Starring Cate Blanchett, Hugo Weaving. Written by Jacqueline Perske. Directed by Rowan Wood. (14A) 114 min. Opens Feb 24.
Hugo Weaving is unrecognizable in the Australian thriller Little Fish, no mean feat for a guy who replicated himself a million times over in The Matrix trilogy. There's none of Agent Smith's smoothness in Weaving's performance as Lionel Dawson, a faded rugby star brought low by heroin addiction. Lionel can't kick his habit or the company of his sometime lover, petty crime boss Brad "The Jockey" Thompson (Sam Neill).
Both Australasian stalwarts do good work, but they're really just satellites orbiting around the incandescent Cate Blanchett, who stars as Lionel's stepdaughter Tracy. She's an ex-junkie who mortgaged her future as a wild-child teenager; her present thus involves working at a video store and living at home with her mother. Tracy's making a sincere effort to turn her life around by starting a business of her own, but she gets lassoed into a questionable plan hatched by her former boyfriend Jonny (Dustin Nguyen), a cash-strapped dealer planning a big score.

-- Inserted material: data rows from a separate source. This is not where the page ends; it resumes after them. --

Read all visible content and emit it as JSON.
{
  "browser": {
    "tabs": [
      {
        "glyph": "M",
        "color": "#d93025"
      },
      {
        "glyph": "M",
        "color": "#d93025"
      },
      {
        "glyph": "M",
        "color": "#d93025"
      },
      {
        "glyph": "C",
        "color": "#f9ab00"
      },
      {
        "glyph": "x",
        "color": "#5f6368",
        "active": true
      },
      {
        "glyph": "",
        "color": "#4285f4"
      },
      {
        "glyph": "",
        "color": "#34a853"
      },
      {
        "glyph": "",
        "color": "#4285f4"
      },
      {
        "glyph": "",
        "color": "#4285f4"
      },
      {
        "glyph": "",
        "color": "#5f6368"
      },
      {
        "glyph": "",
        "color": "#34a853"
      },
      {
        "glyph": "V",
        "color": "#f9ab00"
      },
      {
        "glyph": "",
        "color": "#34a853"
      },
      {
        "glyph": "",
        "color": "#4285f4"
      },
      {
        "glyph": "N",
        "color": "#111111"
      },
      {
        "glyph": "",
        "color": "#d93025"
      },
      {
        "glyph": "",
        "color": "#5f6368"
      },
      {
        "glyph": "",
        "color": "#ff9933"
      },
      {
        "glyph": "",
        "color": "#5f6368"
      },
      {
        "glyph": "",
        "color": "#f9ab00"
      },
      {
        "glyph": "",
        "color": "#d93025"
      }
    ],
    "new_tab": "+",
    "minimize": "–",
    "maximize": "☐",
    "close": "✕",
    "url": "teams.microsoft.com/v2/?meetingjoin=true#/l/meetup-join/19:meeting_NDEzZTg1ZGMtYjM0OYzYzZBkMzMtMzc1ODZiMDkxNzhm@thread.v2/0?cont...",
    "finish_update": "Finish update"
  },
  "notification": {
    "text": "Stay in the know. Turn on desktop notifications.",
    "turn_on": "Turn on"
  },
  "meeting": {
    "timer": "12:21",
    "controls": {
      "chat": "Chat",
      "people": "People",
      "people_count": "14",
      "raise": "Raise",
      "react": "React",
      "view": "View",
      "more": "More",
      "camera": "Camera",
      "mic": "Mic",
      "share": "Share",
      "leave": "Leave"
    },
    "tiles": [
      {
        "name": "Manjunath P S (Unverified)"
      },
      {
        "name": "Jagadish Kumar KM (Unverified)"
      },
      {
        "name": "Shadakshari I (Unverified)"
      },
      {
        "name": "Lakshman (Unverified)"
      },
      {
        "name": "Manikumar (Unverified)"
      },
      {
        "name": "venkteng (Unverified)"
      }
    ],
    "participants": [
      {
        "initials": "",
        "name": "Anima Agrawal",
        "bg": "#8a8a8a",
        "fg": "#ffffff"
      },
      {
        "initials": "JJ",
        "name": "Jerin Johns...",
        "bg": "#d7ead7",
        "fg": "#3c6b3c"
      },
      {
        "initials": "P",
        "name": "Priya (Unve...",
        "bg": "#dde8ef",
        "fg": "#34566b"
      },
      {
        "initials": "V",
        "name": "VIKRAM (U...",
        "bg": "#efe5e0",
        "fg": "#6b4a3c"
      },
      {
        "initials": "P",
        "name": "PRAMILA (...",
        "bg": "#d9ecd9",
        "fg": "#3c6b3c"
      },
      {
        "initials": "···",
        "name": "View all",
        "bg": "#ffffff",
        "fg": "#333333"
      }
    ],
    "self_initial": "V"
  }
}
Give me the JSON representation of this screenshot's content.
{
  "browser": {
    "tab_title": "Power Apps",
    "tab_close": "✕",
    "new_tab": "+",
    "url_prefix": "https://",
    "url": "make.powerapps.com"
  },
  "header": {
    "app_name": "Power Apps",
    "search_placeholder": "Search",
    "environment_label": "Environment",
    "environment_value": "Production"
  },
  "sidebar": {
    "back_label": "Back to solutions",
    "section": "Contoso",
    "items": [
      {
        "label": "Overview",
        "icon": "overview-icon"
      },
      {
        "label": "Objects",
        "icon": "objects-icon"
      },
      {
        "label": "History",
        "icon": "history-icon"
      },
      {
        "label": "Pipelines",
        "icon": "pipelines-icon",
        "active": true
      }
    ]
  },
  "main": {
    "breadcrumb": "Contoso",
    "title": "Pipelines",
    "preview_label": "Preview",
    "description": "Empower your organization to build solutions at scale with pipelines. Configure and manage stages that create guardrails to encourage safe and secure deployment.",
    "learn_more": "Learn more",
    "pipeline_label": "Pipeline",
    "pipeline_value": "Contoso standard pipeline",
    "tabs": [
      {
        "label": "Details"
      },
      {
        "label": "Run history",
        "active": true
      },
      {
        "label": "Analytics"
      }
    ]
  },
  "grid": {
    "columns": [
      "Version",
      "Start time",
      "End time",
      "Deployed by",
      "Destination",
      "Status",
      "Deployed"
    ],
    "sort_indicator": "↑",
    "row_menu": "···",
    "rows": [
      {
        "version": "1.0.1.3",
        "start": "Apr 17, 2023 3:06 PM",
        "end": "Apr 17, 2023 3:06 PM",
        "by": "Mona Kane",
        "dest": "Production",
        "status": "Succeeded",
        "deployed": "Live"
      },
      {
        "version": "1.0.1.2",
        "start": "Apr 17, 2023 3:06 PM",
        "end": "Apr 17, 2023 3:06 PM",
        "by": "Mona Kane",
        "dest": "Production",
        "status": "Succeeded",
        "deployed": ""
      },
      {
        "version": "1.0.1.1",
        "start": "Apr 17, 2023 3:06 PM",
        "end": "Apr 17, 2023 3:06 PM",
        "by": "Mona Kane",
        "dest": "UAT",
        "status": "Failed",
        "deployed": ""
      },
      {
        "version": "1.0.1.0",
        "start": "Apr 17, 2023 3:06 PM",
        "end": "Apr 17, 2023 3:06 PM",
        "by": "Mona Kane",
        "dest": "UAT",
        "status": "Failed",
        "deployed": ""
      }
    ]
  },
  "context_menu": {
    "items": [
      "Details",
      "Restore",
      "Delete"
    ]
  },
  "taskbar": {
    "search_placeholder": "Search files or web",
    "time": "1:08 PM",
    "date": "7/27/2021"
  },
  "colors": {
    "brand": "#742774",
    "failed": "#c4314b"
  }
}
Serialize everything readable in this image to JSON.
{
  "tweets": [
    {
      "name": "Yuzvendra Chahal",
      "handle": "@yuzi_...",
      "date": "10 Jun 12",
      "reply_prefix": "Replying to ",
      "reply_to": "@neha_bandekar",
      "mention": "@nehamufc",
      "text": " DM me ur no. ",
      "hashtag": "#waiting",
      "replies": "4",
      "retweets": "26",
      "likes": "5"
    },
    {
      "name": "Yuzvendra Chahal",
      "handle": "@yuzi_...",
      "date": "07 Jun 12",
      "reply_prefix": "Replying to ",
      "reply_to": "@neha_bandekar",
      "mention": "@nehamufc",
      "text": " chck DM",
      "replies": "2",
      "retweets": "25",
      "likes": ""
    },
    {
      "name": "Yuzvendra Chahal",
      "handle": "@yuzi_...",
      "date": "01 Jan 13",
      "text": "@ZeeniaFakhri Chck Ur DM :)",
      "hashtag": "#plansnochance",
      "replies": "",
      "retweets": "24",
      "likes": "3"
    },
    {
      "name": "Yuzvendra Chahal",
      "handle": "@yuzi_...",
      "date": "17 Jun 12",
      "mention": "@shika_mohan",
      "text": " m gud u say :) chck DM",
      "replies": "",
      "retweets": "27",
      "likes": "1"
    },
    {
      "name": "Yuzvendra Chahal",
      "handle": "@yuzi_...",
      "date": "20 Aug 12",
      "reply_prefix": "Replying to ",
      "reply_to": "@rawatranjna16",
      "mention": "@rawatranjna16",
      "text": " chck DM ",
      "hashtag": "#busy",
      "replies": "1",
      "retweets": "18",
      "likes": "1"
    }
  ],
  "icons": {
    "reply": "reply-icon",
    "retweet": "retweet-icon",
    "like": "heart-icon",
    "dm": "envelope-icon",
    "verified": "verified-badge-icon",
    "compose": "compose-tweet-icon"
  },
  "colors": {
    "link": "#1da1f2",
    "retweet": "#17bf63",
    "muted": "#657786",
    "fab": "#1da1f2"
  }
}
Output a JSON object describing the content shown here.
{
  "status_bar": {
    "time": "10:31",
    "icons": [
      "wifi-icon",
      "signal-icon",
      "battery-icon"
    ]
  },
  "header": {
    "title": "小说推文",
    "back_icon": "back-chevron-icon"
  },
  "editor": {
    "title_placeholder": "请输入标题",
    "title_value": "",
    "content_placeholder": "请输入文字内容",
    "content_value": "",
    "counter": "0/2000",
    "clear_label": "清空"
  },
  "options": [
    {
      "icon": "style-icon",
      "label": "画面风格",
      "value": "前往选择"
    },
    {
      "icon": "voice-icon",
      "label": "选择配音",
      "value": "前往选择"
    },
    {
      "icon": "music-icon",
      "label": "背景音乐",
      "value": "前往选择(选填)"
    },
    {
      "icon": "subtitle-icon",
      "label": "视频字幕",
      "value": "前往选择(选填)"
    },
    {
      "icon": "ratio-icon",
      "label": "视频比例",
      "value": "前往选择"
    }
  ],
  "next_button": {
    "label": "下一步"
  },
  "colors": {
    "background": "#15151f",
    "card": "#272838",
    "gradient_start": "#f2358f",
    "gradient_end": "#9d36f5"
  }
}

Gritty, dimly lit movies about low-level malefactors are nothing new. But by fitting its shopworn genre elements to a compelling story about the rising demographic of adult children — developmentally arrested grown-ups trying to reverse the reckless hedonism of their teens and twenties — Little Fish stays fresh. AN